In the records below, find each line containing the word "lượng" and copy it.

» **RECORDS FOR PROCESSING**:
--- --- ---
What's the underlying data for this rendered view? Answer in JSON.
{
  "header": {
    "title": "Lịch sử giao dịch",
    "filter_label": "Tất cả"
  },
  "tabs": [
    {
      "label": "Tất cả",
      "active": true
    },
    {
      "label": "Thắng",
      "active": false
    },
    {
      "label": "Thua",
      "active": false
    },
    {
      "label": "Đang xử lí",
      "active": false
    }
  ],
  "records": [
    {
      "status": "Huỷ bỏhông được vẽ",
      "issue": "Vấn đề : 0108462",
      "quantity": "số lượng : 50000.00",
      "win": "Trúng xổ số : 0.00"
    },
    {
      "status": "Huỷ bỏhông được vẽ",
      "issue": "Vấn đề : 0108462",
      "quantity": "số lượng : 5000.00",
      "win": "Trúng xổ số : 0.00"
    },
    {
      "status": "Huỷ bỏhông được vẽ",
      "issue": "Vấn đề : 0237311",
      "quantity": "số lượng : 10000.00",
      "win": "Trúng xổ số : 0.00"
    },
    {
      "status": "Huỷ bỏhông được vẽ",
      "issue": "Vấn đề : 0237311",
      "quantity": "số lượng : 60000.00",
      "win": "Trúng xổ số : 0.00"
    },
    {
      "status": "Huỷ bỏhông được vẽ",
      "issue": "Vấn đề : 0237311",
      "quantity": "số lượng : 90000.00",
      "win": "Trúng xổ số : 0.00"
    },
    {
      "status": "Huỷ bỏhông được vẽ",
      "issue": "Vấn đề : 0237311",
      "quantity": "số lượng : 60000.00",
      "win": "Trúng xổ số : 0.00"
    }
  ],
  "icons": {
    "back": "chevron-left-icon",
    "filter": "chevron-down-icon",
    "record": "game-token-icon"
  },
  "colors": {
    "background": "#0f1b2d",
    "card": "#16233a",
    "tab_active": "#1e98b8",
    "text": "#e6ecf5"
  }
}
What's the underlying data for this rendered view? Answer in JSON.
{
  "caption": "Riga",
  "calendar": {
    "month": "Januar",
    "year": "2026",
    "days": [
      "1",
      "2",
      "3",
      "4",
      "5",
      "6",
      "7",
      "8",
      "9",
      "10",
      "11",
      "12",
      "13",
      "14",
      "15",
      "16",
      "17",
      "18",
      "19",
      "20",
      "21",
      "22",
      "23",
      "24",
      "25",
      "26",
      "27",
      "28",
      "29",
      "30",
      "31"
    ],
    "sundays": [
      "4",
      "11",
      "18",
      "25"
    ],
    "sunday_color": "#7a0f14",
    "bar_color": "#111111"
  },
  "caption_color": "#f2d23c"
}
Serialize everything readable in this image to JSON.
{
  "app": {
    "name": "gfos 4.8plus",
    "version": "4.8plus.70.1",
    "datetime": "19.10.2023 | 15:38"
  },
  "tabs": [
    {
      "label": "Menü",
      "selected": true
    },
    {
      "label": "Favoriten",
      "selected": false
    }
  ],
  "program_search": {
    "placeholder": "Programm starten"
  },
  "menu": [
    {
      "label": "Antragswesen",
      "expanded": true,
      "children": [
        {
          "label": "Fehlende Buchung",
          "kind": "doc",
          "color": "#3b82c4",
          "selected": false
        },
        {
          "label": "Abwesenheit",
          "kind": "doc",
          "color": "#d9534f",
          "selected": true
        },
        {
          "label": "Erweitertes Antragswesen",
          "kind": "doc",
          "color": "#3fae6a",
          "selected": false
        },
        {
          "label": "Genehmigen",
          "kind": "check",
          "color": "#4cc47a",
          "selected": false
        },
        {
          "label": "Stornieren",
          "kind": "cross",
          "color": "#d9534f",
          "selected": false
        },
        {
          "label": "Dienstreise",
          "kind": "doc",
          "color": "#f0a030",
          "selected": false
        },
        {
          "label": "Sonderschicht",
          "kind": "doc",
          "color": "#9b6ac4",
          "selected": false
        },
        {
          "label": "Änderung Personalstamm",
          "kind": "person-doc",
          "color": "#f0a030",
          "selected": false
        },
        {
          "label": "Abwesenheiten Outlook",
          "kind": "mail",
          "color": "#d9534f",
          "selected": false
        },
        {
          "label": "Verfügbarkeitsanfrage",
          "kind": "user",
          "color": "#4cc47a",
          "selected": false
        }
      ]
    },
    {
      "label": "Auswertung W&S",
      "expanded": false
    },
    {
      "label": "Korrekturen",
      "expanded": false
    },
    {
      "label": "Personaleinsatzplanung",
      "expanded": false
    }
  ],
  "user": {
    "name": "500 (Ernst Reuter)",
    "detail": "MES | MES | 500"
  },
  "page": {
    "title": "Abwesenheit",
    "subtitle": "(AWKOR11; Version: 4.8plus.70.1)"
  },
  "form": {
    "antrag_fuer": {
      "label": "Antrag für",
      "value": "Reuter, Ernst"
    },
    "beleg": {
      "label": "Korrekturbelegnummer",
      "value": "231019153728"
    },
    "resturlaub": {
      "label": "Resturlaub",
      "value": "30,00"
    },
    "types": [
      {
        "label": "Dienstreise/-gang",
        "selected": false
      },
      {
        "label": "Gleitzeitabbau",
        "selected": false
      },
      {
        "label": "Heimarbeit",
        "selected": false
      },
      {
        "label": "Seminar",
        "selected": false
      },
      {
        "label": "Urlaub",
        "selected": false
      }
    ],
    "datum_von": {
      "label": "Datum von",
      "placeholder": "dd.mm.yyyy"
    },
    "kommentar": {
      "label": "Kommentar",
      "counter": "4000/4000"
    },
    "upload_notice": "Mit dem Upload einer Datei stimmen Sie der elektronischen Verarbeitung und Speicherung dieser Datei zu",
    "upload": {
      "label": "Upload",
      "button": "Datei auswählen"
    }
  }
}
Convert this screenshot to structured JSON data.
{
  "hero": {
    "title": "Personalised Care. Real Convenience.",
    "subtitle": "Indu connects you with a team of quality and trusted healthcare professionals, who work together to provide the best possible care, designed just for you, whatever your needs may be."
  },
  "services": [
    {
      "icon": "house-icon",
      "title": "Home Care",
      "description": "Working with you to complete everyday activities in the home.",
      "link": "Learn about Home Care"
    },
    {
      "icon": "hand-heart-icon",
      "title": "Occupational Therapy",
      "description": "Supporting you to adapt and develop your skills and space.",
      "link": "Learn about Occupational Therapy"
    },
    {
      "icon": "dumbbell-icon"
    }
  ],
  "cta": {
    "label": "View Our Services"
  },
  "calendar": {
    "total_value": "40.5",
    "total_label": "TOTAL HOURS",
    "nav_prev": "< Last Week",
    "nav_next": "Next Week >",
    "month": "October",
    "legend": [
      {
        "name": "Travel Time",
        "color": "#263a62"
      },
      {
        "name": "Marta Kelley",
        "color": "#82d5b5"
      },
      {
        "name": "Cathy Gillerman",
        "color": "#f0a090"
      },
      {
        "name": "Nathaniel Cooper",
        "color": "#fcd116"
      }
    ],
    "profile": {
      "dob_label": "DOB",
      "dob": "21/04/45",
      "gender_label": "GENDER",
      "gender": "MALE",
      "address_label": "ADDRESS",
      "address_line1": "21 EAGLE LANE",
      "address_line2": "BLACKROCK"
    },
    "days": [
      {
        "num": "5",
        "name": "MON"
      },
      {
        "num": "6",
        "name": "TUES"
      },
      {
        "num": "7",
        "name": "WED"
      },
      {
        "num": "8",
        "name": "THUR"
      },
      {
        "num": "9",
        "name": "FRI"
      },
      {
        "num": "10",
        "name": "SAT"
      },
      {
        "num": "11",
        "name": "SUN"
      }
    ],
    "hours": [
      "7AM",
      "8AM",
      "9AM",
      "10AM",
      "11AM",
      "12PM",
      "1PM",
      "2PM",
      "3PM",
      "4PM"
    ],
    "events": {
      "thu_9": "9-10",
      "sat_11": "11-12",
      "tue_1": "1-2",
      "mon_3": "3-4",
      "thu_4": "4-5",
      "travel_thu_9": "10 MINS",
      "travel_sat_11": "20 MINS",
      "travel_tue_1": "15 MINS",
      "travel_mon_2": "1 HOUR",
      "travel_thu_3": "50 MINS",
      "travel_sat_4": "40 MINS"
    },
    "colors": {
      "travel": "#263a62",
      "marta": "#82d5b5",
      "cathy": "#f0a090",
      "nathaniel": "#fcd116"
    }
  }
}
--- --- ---
» **OUTPUT**:
      "quantity": "số lượng : 50000.00",
      "quantity": "số lượng : 5000.00",
      "quantity": "số lượng : 10000.00",
      "quantity": "số lượng : 60000.00",
      "quantity": "số lượng : 90000.00",
      "quantity": "số lượng : 60000.00",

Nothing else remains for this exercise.